How to Propagate Hylotelephium

These stonecrop succulents grow best when you plant and develop them in bulk. Outdoor settings are perfect for them because they attract butterflies, bees and hummingbirds too. All of them are excellent pollinators.

You can propagate them through stem cuttings or divisions. If you’re going for the former, get the cutting from newer stems because the older ones take a lot more time to grow roots. Get about 2-6 inches of the stem in the growing season and aim for early mornings or late afternoons. Remove the leaves, put them in a polythene bag with a damp towel so that the cuttings don’t get dry. Plant them in well-draining soil and wait for the roots.

If you’re going for the divisions, do it when it is not too hot. Get a perimeter of the mother plant and lift it gently out of the soil. Even when getting the divisions with a knife or with your hands, be gentle. Plant them in well-draining soil and keep them moist until you see the roots grow.


Is Hylotelephium the Same as Sedum?

Hylotelephium used to be grouped as a Sedum but a new genus was created after it was noticed that some of the species in this category are very different. Stonecrops which have small leaves are still categorized as Sedum. But succulents with large leaves and thick roots are now called Hylotelephium.

But a lot of these plants are still sold as Sedum because the changes have not exactly been noted and executed.

Where Does Hylotelephium Grow?
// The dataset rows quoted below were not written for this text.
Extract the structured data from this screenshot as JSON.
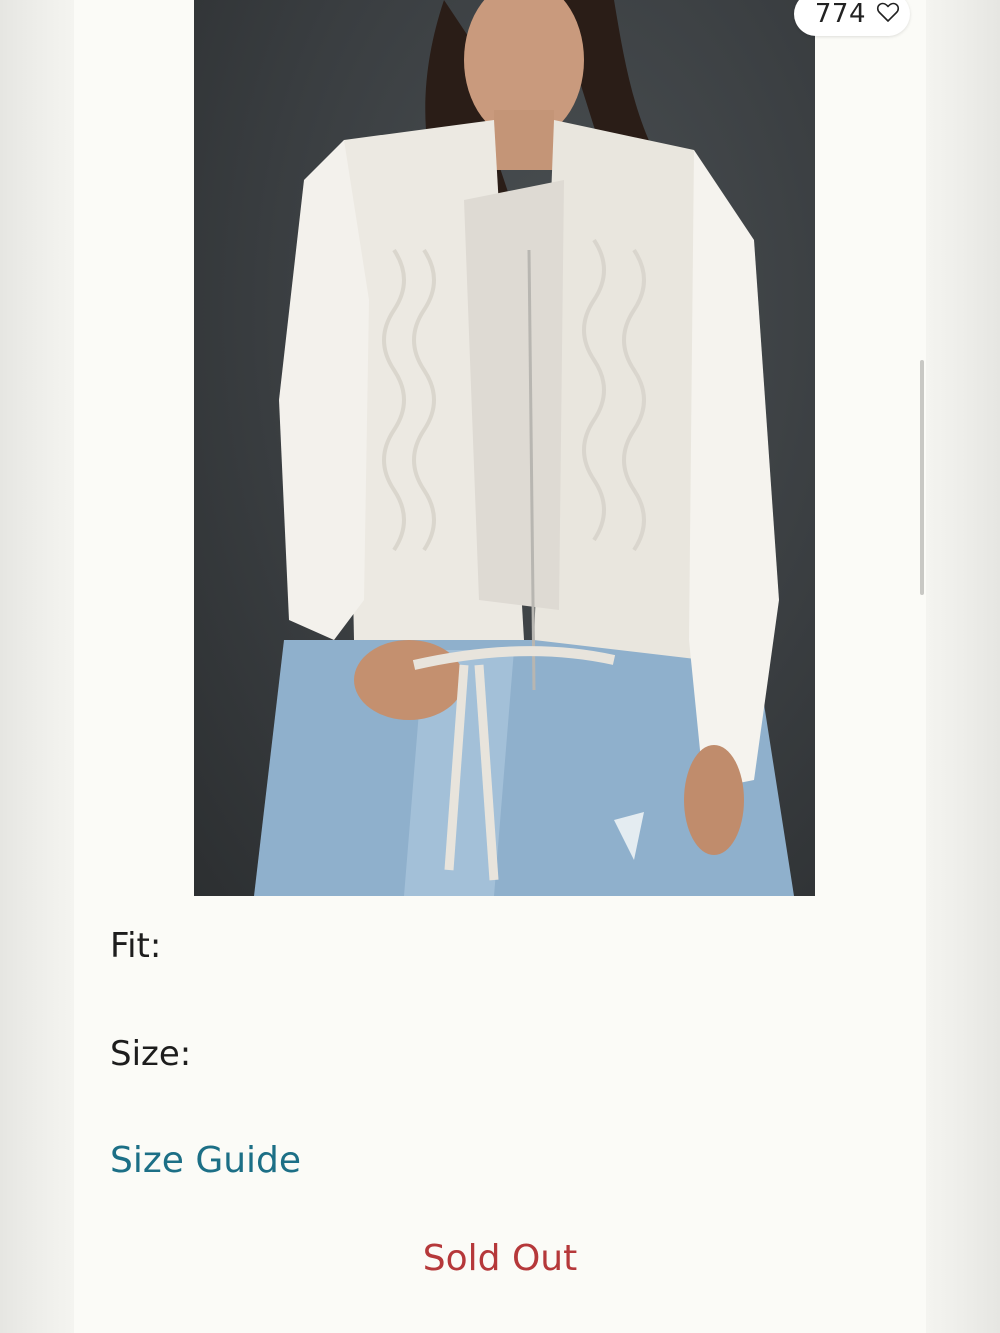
{
  "product": {
    "likes_count": "774",
    "image_alt": "Model wearing a white cable-knit quilted jacket over a white henley with light-wash jeans",
    "fit_label": "Fit:",
    "size_label": "Size:",
    "size_guide_label": "Size Guide",
    "status_label": "Sold Out"
  },
  "icons": {
    "like": "heart-outline-icon"
  },
  "colors": {
    "link": "#1c6f86",
    "sold_out": "#b5383a",
    "background": "#fbfbf7"
  }
}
If you’re talking about the soil, get a well-drained soil mix. If you’re talking about location, full sun is the ideal setting. If you’re talking about the time of the year, February to March is a good time to cut the seed heads. If you’re talking about the weather, hot and dry climate works best.